The elements td.id_a_table_a, ta.* are column identifiers and (SELECT random()) is a simple SQL expression. The next elements, schema_a.table_d and public.table_a are the table identifiers. The elements id, _expr, td, and ta are the aliases assigned to their respective identifiers. Finally, ta.id > 100 is a filtering clause being a SQL expression that returns a boolean result.

Looking carefully at the complete command above we notice that there are elements between keywords SELECT and FROM, FROM and WHERE, and after the WHERE. In pgModeler, these elements are the view references and they behave differently depending on the portion of the SQL definition they are placed. Let's detail this situation based on the image below.

In the form above we use the field Ref. type to configure a reference to a table, column, or expression. The next field Used in is where the reference is placed in the view's definition, we will describe this in detail soon.

When configuring a column reference, the fields Table and Column are used to select the column(s) to be used in the reference. There is one important thing to note here: these two object pickers are mutually exclusive, this means if a table is selected the column picker is cleared and it is assumed that all columns from the table will be referenced (this is the same as a SELECT * FROM table command); if a column is selected then only that column will be referenced and the table picker will be updated with the column's owner table. The user can specify aliases for columns and tables, if no alias is specified then the involved objects will be referenced by their full names.
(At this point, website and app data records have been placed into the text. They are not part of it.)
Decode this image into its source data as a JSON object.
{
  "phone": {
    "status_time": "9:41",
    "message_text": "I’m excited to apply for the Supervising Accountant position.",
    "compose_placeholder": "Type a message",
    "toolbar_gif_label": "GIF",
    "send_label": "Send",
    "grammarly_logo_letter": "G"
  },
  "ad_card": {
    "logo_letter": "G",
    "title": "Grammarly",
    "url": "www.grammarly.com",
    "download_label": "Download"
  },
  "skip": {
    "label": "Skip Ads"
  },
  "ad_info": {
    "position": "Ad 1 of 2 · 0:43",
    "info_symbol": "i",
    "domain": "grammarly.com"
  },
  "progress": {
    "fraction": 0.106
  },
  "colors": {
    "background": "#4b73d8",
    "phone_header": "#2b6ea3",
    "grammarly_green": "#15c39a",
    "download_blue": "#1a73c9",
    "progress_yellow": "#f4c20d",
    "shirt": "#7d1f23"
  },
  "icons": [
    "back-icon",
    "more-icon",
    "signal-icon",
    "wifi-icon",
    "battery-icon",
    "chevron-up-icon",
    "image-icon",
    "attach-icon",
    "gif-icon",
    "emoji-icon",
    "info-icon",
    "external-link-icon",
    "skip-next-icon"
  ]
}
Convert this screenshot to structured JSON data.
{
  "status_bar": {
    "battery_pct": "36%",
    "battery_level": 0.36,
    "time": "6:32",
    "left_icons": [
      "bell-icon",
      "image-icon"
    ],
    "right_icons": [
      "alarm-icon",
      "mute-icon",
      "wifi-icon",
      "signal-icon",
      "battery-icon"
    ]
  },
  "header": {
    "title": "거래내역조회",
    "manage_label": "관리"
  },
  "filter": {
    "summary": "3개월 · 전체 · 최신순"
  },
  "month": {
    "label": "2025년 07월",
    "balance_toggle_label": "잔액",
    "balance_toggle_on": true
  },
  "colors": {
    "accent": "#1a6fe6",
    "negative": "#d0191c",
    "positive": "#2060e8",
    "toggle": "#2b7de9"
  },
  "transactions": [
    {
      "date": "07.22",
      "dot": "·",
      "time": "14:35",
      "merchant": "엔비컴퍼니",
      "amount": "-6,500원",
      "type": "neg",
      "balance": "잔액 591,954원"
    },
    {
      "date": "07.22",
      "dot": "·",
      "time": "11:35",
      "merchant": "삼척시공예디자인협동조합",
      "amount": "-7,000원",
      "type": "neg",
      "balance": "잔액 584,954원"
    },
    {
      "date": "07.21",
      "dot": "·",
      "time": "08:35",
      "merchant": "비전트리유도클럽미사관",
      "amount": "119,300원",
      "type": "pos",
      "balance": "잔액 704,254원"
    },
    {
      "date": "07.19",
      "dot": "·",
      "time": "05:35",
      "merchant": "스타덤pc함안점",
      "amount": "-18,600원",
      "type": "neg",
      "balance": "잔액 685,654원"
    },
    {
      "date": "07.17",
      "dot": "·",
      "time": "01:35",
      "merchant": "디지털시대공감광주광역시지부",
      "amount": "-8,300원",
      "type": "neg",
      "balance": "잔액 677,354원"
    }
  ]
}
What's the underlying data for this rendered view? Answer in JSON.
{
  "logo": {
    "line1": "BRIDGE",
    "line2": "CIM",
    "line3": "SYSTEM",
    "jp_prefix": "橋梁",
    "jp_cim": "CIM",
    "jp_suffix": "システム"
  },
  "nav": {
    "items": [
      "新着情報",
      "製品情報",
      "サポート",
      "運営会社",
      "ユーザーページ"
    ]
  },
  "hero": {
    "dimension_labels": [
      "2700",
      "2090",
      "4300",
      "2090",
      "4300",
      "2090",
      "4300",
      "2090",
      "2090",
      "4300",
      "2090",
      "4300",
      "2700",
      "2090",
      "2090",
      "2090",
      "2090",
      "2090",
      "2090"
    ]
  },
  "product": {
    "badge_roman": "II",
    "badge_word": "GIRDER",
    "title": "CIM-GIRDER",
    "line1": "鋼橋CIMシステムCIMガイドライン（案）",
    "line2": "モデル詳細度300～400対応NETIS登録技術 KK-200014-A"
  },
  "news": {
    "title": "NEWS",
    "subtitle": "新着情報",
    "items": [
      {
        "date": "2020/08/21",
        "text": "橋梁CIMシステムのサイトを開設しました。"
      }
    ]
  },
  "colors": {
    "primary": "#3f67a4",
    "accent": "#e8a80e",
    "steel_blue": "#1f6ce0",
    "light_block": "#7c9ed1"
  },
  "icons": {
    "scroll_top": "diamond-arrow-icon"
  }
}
For expression references, there are only two fields to be used: Expression and Expr. alias. The first is the expression that defines the reference itself and the second one is the alias of that expression. In both cases, for column reference or expression reference, the aliases are used to generate the view's column names in PostgreSQL.

Returning to the field Used in, the user can choose multiple places in the definition where to insert the reference: SELECT, FROM and WHERE or in the GROUP BY / HAVING clauses. There is a fifth option called View definition, available only for an expression reference, that enables the user to create the entire view's definition from a single expression (a fully detailed SELECT command). In this case, the user will lose the advantage of the automatic tracking of the column's and table's names and any attempt to create additional references will raise errors. Fortunately, in newer versions, when using the `View definition option to define a view there's the possibility to provide the column names that the view's definition command may create. This will help to better visualize views when they are constructed from a single definition expression. Note that those custom columns can't be referenced in any way in the view or from outside it.

Besides custom columns, the user is able to provide the referenced tables which will make pgModeler create relationships between the view and the tables. This is another mechanism that helps the user to understand the view's construction as well as how it links to other tables in the model. Either custom columns and referenced tables are more useful when reverse engineering a view from a database, in this case, pgModeler will be able to correctly identify the columns and referenced tables by reading the system catalogs and placing these objects on the related sections in the view's reference.

Finally, different SQL statements will be generated depending on the place the user inserts the desired reference. The table below details this situation and the subsequent image represents the view created from the SQL command used in this section.

Place Reference type
SELECT...table.column AS col_aliasexpression AS expr_alias
FROM... table AS tab_aliasexpression
WHERE... table.columnexpression
End expressiontable.columnexpression

Mar 1, 2024 at 10:13